Current Conditions in Yosemite

posted May 8, 2017, 9:06 PM by Paul Wagner
Straight from the horse's mouth--or the YNP website:

General Conditions

After one of the wettest winters in Yosemite history, spring has arrived with warming temperatures and a host of challenges for backpackers in the wilderness. Despite rising water levels from spring runoff, 4-7 ft of snow persists at 7,500 ft with 10 ft or more at the higher elevations. The snowline has crept up to roughly 7,000 ft but is still widely variable depending on aspect and topography. With such abundance, snow will linger well into the summer months, especially at higher elevations.

Increasing water levels from spring run-off will make many streams and creeks difficult or impossible to cross. This is further complicated by steep snow banks that persist on either side.

With the heavy rain and snow this winter, some trails may have more erosion damage than usual. Trails may have also experienced mudslides, rockfalls, and/or multiple downed trees. Exercise caution when traveling on trails and turn around if you do not feel comfortable going forward.

Winter travel techniques and skills are a must if you wish to backpack in Yosemite over the next few months. Be prepared for near-freezing temperatures at night and variable temperatures during the day. Except for the lower elevations and exposed areas, plan to camp in the snow. Springs storms can come at any time with heavy snowfall, making travel and navigation very difficult. Always be sure to check a current weather forecast before you start your trip and be prepared for a multitude of conditions.

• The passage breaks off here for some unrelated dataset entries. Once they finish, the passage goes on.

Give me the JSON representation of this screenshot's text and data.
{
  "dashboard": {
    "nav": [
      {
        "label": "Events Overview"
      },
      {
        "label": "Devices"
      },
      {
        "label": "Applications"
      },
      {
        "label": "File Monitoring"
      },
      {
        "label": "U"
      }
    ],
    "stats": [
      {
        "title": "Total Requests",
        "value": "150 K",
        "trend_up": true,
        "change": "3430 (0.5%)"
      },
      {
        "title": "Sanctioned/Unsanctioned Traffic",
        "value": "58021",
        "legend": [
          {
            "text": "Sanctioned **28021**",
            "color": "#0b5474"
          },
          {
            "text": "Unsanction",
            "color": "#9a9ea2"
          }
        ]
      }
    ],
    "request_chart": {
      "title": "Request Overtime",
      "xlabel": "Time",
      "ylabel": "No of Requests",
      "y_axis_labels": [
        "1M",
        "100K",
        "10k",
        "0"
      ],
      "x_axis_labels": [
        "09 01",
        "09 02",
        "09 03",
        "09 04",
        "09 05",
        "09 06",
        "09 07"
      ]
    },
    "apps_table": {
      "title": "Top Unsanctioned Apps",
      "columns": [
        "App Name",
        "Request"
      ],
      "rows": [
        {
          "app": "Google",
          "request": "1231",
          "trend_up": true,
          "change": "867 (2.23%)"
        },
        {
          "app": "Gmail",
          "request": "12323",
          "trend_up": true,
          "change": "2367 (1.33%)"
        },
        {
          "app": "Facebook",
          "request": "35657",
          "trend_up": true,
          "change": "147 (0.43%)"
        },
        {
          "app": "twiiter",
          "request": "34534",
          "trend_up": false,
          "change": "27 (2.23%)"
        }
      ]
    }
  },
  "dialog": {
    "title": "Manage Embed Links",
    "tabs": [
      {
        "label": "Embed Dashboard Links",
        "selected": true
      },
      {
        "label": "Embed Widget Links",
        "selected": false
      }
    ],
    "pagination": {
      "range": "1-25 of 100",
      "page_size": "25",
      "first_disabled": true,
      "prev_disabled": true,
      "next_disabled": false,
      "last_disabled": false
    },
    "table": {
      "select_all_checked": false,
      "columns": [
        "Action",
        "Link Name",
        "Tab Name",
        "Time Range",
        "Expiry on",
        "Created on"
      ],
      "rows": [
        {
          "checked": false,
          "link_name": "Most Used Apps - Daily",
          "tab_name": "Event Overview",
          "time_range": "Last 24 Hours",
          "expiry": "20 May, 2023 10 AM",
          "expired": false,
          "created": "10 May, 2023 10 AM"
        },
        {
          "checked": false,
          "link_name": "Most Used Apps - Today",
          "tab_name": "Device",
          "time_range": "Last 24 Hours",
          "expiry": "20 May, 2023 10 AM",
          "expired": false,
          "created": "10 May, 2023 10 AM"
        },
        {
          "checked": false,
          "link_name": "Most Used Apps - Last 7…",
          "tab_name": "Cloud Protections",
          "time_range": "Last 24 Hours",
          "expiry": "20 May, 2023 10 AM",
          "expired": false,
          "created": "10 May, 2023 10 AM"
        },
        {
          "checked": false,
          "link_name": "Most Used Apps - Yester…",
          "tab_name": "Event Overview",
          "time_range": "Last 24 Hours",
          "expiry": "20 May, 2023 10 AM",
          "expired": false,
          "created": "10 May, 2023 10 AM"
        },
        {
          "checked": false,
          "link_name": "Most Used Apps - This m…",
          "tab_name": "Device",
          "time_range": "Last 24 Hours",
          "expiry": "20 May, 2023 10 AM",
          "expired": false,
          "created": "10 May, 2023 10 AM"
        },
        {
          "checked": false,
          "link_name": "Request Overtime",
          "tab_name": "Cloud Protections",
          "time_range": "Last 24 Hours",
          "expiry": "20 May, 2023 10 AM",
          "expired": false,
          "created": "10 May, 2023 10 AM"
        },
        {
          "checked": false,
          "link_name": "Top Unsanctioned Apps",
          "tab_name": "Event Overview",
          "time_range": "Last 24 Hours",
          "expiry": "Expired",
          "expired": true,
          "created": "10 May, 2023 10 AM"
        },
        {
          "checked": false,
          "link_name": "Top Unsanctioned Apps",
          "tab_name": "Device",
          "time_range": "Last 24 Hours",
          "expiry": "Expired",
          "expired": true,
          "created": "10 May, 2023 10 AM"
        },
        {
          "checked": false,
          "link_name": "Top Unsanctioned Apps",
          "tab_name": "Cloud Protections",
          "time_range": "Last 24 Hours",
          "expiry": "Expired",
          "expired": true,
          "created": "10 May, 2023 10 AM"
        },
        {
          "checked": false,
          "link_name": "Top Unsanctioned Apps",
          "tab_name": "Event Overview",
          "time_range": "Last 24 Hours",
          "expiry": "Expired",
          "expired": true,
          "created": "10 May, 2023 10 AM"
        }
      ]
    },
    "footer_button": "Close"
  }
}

Summer Outlook: Yosemite has received the most precipitation in its recorded history his winter (water year from Oct-Sept). However, the overall 2017 snowpack is only the 4th wettest on record in Yosemite and 176% of average. How can this be? Many of the storms this winter were relatively warm, meaning that while snow fell at the higher elevations it rained at lower elevations where it often times snowed in the past. This bears out in the snowpack with an uneven distribution of snow. The higher elevations, approximately 8,500 ft and above, are about 215% of average and are the highest on record, whereas the lower elevations are only 150% of average. Hence, the overall average of the snowpack is not a record.

It bears repeating, don't let the overall snowpack number average fool you. At elevations at 8,500 ft and above, this year is the highest on record! This Wilderness ranger echoes what the park hydrologist says, that it would be 'overly optimistic' to think about hiking easily in the higher elevations until August.

The recent May 1 snow surveys further reiterated this trend where most of the snow courses 8,500 ft and above were 215% or more of average. The two highest elevation courses are the also the highest percentage at 230%. The percentage of snow for the time of year stayed consistent or even increased a little compared to the April 1 snow survey, meaning there was no significant melt in April.

Spring weather will determine the amount of snow on the trails in July and August. A warm & dry spring will promote snowmelt whereas a cool & wet spring will diminish snowmelt. The chances of a warm, normal or cold spring are roughly equal, meaning a 33% chance for each. To make a significant change in the snowpack, the spring will have be particularly warm and sunny, making it even less likely. Spring weather can be highly variable and with any weather, it is unknown what it will be in the coming months.

So far spring has been cooler and wetter than normal, with April having above normal precipitation and below normal temperatures. Despite a few warm days so far in May, the weather is forecast to be cooler with the potential for precipitation for the next week.

For summer trips, be prepared for a different than usual hiking experience. Expect snow on the trails at elevations above 8,000 ft well into July and even August. There will likely be high creek crossings, snow on the trail and you may have to alter your route significantly depending on the conditions. Creek crossings in particular maybe challenging because if the creek is too high there are few options to cross and you may have to turn around.